I am a total trade fair junkie. I love to wander around and buy/lust over/eat/drink all the things. Here are a few of our favorite 2014 Games Village discoveries:
#1. This swanky gear you can’t afford.
But it never hurts to dream! I’m kind of in love with these Sergio Grasso custom boots, especially the ones with the national flags done up in Swarovski crystal. WANT.
This super-flash shadbelly by Alessandro Albanese also caught my eye, literally. Made of a glistening wool fabric with oversize sparkly crystal buttons and pink accents, it’s DQ to the max. Whether you aim to impress judges or just blind them, this will get the job done in spades.
#2. This ridiculous French interpretation of an American diner.
It was kind of adorable, actually. The menu was in French but the decor paid homage to nearly every American cliché in existence from personal firearms to “Happy Days” reruns. The equivalent inverse, an American interpretation of a French cafe, would probably involve mustachioed waiters in berets who delivered baguettes to your table on a bicycle.
We should have known better than to order the “Tacos and Guacamole,” which should have been called “Stale Cool Ranch Doritos and Guacamole.” The French fries, however, were an ironic win.
#3. This FEI selfie booth.
In a belated attempt to be technologically hip, the FEI has been really big on selfies lately. A couple weeks prior to WEG they released an app called “Horsify Me” that takes your own face and, in an unexpected nightmare twist, blends it with the face of a horse. Because that’s not disturbing at all! (I tried it out myself here.)
Anyway, in addition to a iPad station where you could “Horsify” yourself, the FEI’s Games Village tent included a “Selfie Stable” where people could dress up like horses. Haven’t you always wanted to post a selfie of yourself wearing a creepy horse head mask on Instagram?
#4. This horse-riding simulator.
Sure, a Racewood Simulator costs over $65,000, but unlike your real horse this one will never go lame, refuse a jump (although you can program it to do so if that’s your jam) or require costly upkeep.
This girl is test-driving the jumping model over a virtual cross-country course; dressage, polo and racing simulators are also available. According to the website, “The body, neck and head move independently and the different jumping actions are as close as you can get to the real thing.” It also includes leg sensors that respond to pressure like a horse and sensors on the bit, saddle and stirrups that will give you feedback on your weight and balance. Um, OK, that’s pretty cool. Does anyone have 65 grand I can borrow?

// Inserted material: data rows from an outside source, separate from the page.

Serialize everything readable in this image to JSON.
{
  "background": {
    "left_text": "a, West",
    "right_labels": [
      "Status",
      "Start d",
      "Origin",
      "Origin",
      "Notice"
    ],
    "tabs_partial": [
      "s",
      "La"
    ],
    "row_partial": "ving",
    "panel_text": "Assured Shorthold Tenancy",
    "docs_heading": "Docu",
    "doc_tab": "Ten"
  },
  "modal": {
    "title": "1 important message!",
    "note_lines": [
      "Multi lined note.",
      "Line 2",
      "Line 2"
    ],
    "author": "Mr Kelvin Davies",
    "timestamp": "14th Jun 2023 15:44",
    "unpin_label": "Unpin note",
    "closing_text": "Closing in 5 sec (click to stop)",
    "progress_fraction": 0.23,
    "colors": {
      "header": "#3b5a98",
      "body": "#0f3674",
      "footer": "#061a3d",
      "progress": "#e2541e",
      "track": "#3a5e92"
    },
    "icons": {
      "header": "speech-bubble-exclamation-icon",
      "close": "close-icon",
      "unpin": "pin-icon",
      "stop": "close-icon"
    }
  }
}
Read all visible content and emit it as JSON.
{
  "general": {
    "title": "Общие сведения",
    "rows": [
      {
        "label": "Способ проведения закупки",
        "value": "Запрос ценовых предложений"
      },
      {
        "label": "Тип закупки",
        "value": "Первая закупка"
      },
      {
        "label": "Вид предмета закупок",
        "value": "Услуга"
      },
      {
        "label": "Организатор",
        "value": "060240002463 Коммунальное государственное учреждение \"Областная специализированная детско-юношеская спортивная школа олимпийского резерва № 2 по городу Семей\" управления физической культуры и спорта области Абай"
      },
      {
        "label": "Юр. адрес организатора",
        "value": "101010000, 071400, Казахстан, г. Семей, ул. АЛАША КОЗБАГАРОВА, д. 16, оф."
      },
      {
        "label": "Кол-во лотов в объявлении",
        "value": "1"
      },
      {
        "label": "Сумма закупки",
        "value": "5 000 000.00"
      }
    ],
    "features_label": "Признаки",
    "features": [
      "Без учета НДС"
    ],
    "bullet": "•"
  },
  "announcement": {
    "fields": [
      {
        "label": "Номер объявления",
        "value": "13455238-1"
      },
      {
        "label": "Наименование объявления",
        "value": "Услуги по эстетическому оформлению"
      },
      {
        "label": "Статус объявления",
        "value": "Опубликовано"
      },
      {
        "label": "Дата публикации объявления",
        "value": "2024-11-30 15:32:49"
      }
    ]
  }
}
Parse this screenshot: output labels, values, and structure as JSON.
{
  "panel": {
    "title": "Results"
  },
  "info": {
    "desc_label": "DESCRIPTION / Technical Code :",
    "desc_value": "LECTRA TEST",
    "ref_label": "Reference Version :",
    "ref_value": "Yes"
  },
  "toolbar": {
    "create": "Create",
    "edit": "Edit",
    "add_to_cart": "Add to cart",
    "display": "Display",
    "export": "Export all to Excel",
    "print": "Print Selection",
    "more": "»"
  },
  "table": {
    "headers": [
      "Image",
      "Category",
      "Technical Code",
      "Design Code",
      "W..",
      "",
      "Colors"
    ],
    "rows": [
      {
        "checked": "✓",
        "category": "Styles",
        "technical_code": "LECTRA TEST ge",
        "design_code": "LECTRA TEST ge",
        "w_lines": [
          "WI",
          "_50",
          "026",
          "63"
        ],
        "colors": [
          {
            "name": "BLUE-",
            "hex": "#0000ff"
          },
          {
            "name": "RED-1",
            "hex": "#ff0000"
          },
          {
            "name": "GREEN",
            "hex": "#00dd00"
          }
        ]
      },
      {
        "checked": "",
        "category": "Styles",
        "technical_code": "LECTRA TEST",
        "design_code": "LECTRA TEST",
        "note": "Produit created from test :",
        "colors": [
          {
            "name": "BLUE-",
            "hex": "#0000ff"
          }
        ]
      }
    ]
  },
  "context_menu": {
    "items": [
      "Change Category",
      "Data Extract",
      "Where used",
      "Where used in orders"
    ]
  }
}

Elsewhere in the Village, there was this life-sized version of that carnival horse race game where you throw balls into a hole and it makes “your” horse jump forward. Except in this case the kids do it themselves, rocking back and forth to get ahead while their parents place bets outside the gate: “If my kid beats your kid, you owe me 20 bucks.” Or something like that.
#5. This boozy tribute to Normandy.
Forget milk and honey — this is the land of cider and cheese. (Fun fact: Unlike many parts of the country, Normandy actually doesn’t produce much wine.) These photos were taken inside a great big Normandy-themed tent that showcased the region’s exports, notably including an apple brandy known as calvados. It’s a common custom during meals to take a pause between courses called a trou normand, or “Norman hole,” in which diners partake of a glass calvados in order “to improve the appetite and make room for the next course.” Hey, whatever you French alkies have to tell yourselves.
The Normandy tent had other stuff too, I guess.
Keep it locked here for much, much more live from WEG throughout the week! Go Eventing.